Available data —
#####

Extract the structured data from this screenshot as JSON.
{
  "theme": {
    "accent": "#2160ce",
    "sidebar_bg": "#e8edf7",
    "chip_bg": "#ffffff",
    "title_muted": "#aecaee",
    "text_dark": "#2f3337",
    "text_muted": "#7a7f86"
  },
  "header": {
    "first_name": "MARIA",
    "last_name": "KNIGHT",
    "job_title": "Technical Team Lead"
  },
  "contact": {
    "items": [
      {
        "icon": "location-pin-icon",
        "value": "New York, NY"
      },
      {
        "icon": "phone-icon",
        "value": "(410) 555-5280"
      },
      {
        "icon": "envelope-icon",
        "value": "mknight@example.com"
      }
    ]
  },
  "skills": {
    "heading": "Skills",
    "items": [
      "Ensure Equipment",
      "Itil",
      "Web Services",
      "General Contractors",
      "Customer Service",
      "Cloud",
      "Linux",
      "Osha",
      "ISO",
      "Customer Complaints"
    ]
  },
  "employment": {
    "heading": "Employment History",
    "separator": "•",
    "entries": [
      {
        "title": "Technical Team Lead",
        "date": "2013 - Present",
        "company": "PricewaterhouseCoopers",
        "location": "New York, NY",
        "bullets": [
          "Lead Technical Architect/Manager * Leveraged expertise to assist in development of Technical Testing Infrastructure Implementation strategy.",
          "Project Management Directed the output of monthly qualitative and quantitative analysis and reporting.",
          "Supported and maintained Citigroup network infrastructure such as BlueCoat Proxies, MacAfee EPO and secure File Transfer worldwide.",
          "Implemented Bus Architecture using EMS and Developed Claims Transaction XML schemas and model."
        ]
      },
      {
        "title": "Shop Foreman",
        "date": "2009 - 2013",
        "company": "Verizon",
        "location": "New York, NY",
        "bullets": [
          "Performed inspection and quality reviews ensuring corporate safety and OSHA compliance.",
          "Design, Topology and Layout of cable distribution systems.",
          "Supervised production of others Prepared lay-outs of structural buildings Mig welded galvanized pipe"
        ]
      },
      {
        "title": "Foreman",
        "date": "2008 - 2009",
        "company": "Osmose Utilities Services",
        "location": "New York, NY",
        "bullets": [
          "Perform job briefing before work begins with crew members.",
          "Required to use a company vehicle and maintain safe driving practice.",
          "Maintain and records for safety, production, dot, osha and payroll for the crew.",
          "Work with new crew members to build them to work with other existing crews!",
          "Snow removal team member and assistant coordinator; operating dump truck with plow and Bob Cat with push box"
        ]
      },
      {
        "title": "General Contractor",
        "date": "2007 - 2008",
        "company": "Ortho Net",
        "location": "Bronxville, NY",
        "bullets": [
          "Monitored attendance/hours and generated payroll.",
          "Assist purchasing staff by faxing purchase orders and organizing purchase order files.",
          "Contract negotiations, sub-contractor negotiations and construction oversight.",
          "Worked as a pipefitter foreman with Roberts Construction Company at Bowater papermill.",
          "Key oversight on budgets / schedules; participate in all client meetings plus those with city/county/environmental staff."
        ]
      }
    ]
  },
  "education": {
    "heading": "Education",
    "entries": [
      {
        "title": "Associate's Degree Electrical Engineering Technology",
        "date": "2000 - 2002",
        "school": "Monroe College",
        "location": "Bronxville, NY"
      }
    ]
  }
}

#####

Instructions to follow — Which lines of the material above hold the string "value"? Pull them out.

Output of the exercise —
        "value": "New York, NY"
        "value": "(410) 555-5280"
        "value": "mknight@example.com"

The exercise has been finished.